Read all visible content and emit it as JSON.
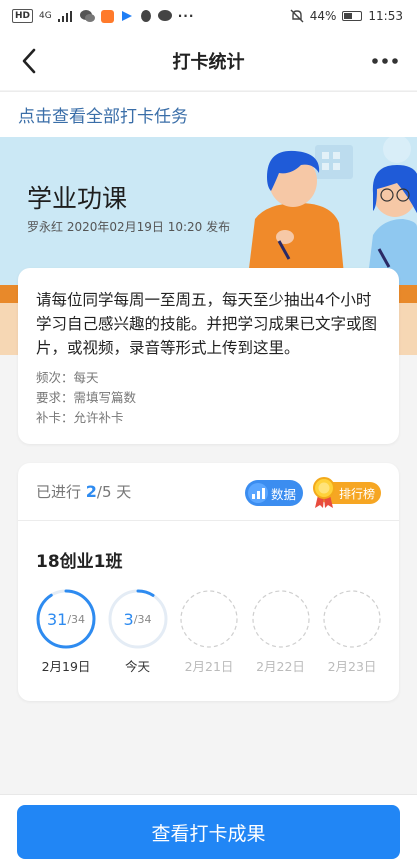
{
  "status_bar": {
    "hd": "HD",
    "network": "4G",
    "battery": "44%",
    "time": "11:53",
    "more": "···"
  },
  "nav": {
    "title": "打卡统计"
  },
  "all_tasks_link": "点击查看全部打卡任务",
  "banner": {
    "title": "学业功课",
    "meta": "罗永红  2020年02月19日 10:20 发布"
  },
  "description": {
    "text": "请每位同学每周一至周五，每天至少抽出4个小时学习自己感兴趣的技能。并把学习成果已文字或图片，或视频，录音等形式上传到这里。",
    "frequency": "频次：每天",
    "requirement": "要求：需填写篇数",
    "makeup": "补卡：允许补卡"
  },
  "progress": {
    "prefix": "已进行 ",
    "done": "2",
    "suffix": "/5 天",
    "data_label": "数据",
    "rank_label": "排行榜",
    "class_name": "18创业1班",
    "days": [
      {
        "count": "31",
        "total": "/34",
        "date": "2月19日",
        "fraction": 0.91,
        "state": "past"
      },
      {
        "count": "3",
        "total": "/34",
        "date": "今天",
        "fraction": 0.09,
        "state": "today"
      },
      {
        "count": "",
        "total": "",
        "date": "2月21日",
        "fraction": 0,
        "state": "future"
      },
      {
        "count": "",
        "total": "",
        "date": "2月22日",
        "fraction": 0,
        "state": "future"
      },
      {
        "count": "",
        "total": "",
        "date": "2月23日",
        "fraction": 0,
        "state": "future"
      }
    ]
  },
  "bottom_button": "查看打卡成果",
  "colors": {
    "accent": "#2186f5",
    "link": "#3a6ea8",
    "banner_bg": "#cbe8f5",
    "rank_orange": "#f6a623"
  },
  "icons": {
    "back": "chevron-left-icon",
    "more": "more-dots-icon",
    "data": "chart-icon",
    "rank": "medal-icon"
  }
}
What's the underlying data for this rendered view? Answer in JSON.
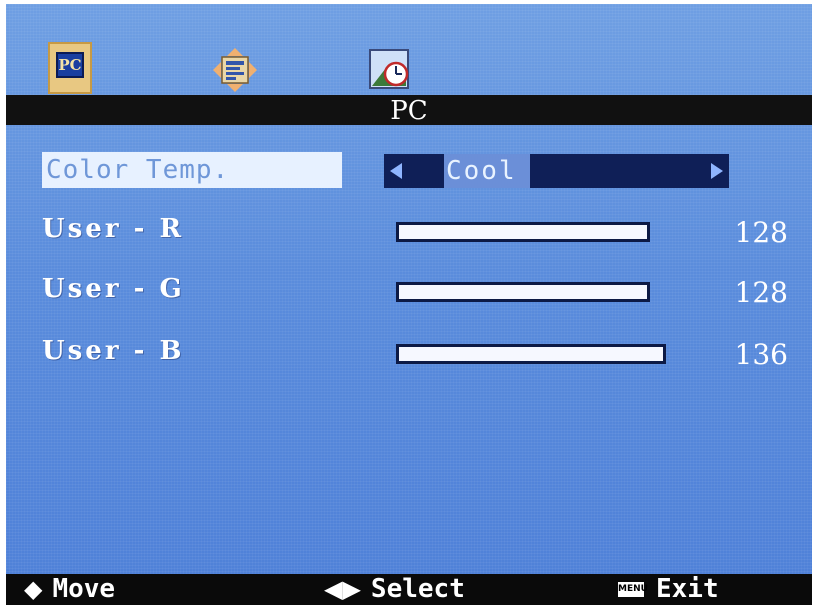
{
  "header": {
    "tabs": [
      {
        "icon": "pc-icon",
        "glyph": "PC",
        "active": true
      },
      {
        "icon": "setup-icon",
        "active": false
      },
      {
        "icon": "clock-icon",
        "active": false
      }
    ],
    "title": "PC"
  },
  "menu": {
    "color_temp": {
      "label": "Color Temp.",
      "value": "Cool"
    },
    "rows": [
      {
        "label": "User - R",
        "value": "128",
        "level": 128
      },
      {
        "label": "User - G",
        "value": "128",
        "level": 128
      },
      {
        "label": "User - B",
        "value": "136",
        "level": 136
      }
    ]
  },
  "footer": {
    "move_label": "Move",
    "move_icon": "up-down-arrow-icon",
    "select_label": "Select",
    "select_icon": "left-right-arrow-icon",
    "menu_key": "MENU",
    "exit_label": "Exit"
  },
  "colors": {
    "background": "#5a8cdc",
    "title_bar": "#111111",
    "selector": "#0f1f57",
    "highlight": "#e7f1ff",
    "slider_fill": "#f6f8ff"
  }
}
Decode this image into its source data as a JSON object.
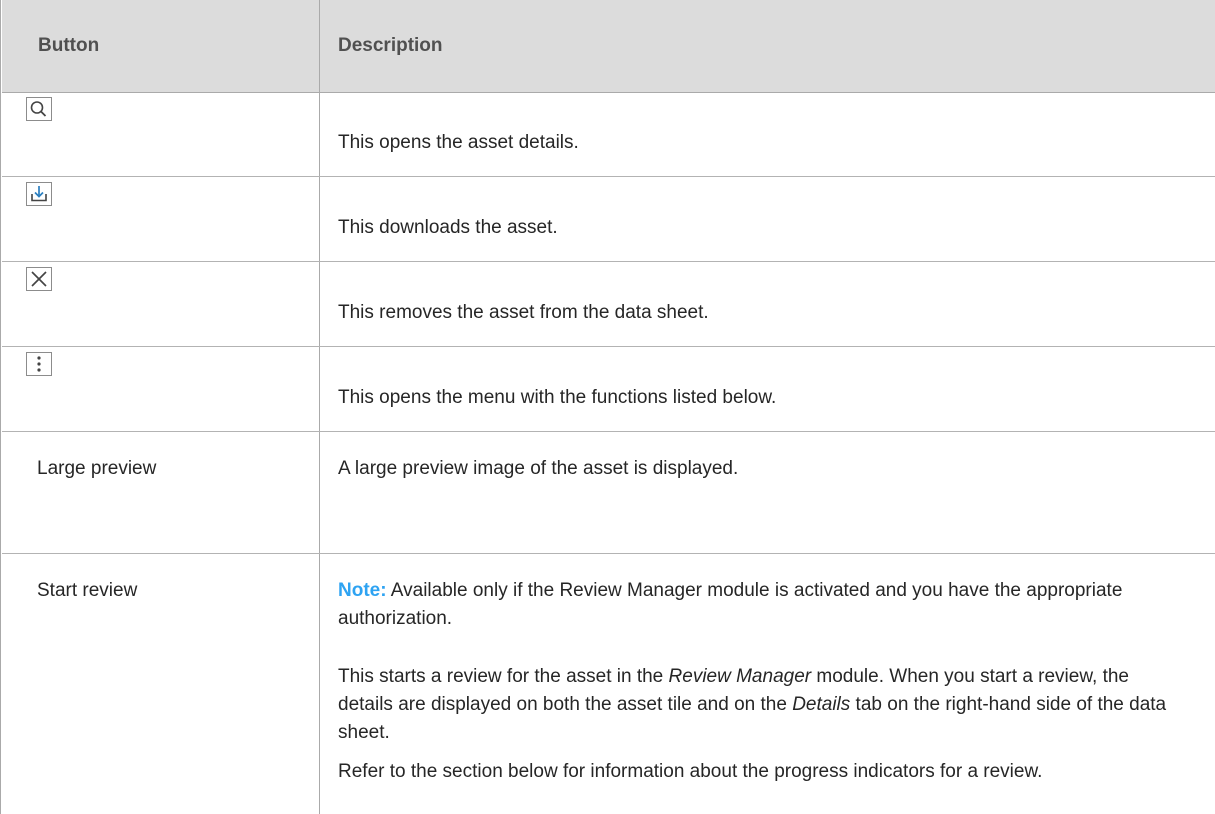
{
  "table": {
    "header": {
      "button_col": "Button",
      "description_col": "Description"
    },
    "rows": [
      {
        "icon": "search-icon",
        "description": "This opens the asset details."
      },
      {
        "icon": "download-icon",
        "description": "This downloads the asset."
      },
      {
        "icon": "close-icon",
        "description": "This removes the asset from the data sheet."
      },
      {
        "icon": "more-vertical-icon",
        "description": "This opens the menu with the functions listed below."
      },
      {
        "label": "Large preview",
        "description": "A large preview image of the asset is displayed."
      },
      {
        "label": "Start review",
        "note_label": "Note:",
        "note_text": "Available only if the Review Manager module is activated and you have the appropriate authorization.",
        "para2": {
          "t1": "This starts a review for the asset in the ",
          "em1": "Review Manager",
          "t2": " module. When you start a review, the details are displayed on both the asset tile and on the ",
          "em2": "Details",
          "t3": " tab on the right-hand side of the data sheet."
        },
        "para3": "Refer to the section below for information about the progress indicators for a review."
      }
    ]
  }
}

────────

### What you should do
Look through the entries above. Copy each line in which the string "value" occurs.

### Reply to the task
      "value": "Cool"
        "value": "128",
        "value": "128",
        "value": "136",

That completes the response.